**DESCRIPTION OF THE TASK:** Check each line of the data for the string "ansehen". Report how many have it, and give nothing else.
Segment Start: INPUT RECORDS
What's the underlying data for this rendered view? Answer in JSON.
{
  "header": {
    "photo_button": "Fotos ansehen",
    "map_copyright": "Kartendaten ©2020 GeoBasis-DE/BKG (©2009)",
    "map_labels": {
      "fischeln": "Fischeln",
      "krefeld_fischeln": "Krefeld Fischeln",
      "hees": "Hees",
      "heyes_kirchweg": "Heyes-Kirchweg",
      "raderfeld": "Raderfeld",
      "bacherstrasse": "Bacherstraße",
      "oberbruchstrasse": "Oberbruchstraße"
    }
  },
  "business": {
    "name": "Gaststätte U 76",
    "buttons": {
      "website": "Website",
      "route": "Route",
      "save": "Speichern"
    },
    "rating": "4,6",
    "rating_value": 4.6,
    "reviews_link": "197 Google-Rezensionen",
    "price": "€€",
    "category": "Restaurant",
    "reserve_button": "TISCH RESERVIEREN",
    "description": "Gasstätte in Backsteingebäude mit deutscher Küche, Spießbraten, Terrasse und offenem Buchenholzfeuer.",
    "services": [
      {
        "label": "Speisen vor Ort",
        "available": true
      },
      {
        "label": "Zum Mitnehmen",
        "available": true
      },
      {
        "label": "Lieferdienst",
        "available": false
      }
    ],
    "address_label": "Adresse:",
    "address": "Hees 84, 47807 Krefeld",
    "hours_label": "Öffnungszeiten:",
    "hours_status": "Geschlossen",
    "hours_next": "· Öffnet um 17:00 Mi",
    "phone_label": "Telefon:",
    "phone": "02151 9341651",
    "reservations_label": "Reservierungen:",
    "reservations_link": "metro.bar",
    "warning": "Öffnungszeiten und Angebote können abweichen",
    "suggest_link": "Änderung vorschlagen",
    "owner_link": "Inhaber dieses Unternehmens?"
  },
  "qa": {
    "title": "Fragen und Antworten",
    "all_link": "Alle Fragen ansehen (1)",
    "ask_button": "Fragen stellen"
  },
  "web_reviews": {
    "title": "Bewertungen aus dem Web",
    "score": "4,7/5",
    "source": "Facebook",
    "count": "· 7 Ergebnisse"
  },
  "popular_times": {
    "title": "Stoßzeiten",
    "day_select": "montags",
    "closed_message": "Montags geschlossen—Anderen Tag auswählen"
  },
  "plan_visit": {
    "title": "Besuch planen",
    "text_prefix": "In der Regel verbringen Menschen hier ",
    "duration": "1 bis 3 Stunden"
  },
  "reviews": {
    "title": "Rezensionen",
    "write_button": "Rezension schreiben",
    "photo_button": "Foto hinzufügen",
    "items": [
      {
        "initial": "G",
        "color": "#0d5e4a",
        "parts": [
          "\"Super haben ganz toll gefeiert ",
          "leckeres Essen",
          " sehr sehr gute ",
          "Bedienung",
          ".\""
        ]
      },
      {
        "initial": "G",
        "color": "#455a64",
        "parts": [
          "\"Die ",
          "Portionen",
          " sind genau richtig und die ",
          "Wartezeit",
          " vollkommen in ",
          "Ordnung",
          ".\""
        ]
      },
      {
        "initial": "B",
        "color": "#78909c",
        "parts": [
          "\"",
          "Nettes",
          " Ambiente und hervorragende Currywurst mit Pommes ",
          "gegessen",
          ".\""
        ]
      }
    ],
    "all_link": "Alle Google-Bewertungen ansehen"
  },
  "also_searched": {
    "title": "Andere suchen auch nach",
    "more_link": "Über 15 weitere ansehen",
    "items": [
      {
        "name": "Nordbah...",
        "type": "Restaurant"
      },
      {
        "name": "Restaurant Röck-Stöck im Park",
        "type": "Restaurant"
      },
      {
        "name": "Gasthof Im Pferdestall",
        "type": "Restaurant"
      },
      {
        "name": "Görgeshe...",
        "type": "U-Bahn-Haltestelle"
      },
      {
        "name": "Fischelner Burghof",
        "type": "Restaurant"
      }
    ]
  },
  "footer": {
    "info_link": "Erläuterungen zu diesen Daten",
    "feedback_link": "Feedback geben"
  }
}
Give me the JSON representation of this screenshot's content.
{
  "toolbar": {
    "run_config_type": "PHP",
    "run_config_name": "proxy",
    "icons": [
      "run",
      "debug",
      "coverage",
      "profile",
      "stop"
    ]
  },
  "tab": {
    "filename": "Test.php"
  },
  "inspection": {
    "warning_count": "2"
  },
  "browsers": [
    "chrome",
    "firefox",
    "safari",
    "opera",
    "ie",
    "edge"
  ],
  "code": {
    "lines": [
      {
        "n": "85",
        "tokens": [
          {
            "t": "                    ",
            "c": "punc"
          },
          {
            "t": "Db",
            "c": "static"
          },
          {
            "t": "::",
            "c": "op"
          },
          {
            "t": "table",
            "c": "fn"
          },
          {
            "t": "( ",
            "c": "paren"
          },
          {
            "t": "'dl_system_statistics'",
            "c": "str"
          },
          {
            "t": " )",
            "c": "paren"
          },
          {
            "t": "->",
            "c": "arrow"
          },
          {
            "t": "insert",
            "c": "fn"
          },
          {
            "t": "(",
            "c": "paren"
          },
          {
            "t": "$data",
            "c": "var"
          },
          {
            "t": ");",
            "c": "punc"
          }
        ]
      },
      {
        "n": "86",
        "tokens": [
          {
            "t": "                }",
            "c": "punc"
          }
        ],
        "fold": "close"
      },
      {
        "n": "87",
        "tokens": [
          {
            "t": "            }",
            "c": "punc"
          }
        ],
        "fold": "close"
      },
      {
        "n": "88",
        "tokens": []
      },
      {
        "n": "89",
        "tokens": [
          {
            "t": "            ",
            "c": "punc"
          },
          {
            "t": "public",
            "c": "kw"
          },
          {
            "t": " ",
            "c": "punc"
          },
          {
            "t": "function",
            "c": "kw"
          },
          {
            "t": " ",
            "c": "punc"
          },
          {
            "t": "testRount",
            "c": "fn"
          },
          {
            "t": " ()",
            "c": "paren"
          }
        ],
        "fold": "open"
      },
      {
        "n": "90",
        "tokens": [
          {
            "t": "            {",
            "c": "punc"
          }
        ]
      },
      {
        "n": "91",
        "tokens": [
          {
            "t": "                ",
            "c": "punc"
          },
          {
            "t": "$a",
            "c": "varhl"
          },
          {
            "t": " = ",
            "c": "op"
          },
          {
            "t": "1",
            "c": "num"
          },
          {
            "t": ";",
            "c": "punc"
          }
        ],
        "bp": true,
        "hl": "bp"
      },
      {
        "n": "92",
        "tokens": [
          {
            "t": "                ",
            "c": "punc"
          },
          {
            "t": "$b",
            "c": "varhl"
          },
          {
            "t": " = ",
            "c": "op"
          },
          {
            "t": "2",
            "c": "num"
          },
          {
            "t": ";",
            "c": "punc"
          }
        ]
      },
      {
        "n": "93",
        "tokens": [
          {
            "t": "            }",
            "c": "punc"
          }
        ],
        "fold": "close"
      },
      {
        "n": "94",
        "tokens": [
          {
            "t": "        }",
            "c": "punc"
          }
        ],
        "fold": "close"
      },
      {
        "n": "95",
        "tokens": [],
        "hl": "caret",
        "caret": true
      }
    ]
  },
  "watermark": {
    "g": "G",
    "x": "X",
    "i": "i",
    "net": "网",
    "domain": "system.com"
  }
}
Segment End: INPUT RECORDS
**RESULT OF THE TASK:** 4